a briefing by NCI could be used as the basis for a health claim. Moreover,
information contained in pamphlets written by a private organization and
distributed by a Federal health agency or the NAS could form the basis for a
health claim under this provision. Information could be taken out of context.
Finally, there appears to be no remedy for FDA if it disagrees with a claim
evaluation made by another agency. FDA would be unable to require a private or
public debate about the meaning of the data or information that is relied upon
to make the diet/disease claim.
This provision fundamentally alters the criteria for health claims that were
so carefully worked out in the Nutrition Labeling and Education Act of 1990.
Under the bill, there would be no single body to make decisions on health
claims. Because there may be inconsistent decisions by different organizations
using different standards, we would see the type of consumer confusion and
misinformation that was rampant before passage of the NLEA. Even worse, we may
see cases where claims that come from information prepared or distributed by a
federal health agency or the NAS are just wrong. For example, although reports
and recommendations of certain federal health agencies and the National Academy
of Sciences indicated that beta- carotene prevents lung cancer, subsequent
studies found not only that beta-carotene was not effective in reducing the risk
of cancer, but that for some persons (e.g., smokers) it actually increased their
risk of cancer and death.
E. THE REFORM BILLS WOULD INCREASE BUREAUCRATIC REQUIREMENTS
WITHOUT PROVIDING ADDITIONAL RESOURCES
All three bills impose significant, new administrative burdens. For
example, they require the Agency to hold numerous meetings throughout the review
process and to provide detailed written responses to sponsors on virtually any
issue that may arise throughout the review process. They also require the
Agency to establish a dispute resolution process, which duplicates existing
mechanisms, and they subject virtually any FDA decision about drugs to judicial
review (thus, threatening to paralyze the Agency with useless litigation).

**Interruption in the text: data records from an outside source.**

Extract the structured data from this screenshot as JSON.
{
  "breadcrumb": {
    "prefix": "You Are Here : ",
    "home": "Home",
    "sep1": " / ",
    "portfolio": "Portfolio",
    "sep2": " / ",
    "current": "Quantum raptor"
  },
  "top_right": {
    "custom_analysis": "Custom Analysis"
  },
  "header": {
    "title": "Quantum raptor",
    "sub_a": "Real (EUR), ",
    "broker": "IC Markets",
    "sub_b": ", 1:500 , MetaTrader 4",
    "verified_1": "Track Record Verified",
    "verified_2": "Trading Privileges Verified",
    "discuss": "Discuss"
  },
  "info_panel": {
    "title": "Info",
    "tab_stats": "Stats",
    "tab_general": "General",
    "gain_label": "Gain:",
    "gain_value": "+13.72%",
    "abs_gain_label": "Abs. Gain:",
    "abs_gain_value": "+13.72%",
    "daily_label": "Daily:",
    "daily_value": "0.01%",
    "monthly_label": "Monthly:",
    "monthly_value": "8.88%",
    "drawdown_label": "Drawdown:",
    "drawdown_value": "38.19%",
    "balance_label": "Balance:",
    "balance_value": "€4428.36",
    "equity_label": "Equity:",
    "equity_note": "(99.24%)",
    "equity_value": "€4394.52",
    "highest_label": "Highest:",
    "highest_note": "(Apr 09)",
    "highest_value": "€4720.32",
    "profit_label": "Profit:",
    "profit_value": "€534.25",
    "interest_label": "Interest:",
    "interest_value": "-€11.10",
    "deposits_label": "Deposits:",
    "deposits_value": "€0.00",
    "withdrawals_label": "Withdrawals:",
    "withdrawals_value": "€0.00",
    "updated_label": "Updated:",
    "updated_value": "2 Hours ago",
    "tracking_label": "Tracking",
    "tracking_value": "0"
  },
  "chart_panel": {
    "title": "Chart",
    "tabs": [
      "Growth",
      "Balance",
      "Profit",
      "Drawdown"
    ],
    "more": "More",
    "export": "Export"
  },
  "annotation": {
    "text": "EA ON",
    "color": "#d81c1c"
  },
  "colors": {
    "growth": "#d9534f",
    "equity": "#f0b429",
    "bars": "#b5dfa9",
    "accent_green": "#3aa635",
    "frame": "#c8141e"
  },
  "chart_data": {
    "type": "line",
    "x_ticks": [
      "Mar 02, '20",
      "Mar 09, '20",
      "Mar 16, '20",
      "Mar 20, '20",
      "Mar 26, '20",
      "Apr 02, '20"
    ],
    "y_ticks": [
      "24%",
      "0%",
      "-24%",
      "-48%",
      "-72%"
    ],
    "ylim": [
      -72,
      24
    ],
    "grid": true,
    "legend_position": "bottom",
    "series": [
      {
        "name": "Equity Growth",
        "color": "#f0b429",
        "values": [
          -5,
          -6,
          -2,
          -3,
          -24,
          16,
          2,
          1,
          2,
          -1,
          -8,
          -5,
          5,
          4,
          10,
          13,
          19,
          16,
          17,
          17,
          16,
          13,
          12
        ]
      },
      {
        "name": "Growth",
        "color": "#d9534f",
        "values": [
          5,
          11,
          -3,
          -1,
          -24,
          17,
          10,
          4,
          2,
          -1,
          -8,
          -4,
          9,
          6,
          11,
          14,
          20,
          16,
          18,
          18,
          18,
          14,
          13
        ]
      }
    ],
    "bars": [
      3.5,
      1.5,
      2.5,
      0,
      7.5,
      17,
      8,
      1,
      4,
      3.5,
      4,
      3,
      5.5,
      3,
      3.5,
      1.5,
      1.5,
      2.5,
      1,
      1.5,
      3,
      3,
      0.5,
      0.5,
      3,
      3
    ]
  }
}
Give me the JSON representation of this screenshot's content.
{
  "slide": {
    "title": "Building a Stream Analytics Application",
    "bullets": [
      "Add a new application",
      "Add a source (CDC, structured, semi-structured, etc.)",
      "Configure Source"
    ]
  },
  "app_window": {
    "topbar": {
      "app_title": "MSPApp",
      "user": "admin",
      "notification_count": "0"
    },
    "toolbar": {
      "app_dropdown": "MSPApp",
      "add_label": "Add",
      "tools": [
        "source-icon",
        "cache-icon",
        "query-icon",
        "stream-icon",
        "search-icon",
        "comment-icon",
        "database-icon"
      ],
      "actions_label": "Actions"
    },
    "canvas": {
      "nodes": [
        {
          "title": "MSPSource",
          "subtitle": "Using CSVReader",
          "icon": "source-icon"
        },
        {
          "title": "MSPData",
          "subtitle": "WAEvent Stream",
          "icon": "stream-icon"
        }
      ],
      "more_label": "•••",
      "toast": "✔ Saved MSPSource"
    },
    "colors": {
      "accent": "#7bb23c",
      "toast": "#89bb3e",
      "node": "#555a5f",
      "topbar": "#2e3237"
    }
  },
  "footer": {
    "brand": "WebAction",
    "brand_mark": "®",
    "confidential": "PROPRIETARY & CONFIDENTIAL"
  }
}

The excessive burden imposed by the bills is perhaps best illustrated by a
provision in the device bill. Section 11 first creates thirteen new deadlines,

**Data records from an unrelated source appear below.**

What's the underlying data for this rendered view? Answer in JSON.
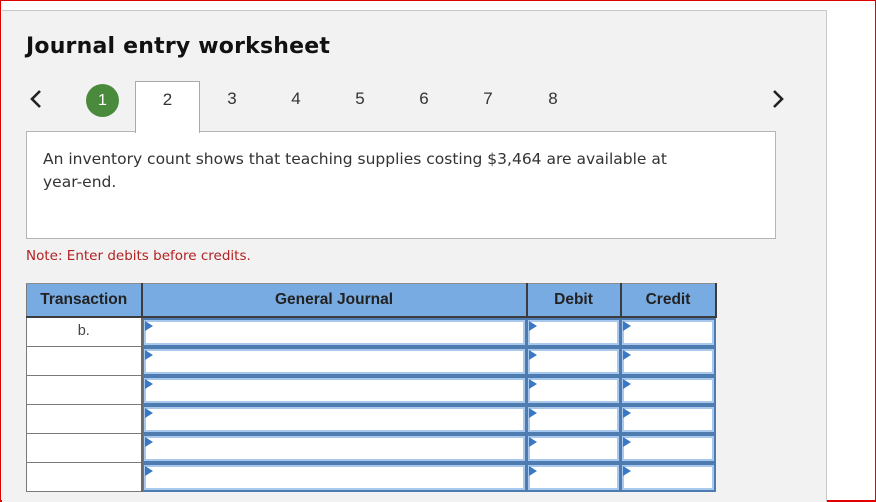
{
  "title": "Journal entry worksheet",
  "nav": {
    "prev_icon": "chevron-left-icon",
    "next_icon": "chevron-right-icon",
    "steps": [
      {
        "label": "1",
        "state": "completed"
      },
      {
        "label": "2",
        "state": "active"
      },
      {
        "label": "3",
        "state": "default"
      },
      {
        "label": "4",
        "state": "default"
      },
      {
        "label": "5",
        "state": "default"
      },
      {
        "label": "6",
        "state": "default"
      },
      {
        "label": "7",
        "state": "default"
      },
      {
        "label": "8",
        "state": "default"
      }
    ]
  },
  "description": "An inventory count shows that teaching supplies costing $3,464 are available at year-end.",
  "note": "Note: Enter debits before credits.",
  "table": {
    "headers": {
      "transaction": "Transaction",
      "general_journal": "General Journal",
      "debit": "Debit",
      "credit": "Credit"
    },
    "rows": [
      {
        "transaction": "b.",
        "account": "",
        "debit": "",
        "credit": ""
      },
      {
        "transaction": "",
        "account": "",
        "debit": "",
        "credit": ""
      },
      {
        "transaction": "",
        "account": "",
        "debit": "",
        "credit": ""
      },
      {
        "transaction": "",
        "account": "",
        "debit": "",
        "credit": ""
      },
      {
        "transaction": "",
        "account": "",
        "debit": "",
        "credit": ""
      },
      {
        "transaction": "",
        "account": "",
        "debit": "",
        "credit": ""
      }
    ]
  },
  "colors": {
    "completed_step": "#4a8a3c",
    "header_bg": "#78abe2",
    "note_text": "#b22222",
    "input_border": "#4f7cb0",
    "dropdown_flag": "#3b78c4"
  }
}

many of which are unreasonably short. And then, having created these deadlines,
which we probably cannot meet, it requires a report be submitted to the
Commissioner and the Secretary every time a deadline (including one of the eight
interim deadlines) in the bill is missed. The Commissioner then has 10 days to
provide an explanation to the applicant of the reasons for failure to meet the
deadline. The Secretary must submit an annual report to Congress that
summarizes each of these missed deadlines. This provision takes deadlines and
reporting to the extreme.
Mr. Chairman, I have spent the past five and a half years pushing very hard
to get safe and effective products to patients as quickly as possible. We have
a strong foundation on which to build: the Prescription Drug User Fee Program,
the efforts that have been made under the Administration's reinventing
government initiative, and our successes in expediting development and approval
of drugs for life- threatening illnesses.
The problem we see with the three bills now being considered is that too
often they try to solve yesterday's problems with untested solutions. our
concern is that these measures, if enacted into law, would not only do little to
actually help FDA get products to patients faster they would undermine our
ability to protect American citizen's from unsafe and ineffective products.
Be assured, that the FDA and the Administration will continue to push for
change, but the right kind of change. We look forward to continuing to explore
new ideas on how to best assess new product effectiveness, how to get products
labeled to reflect the best data on their use, how to facilitate clinical
development and how to get the Agency's independent review of new products done
expeditiously so that important scientific advances move to the bedside more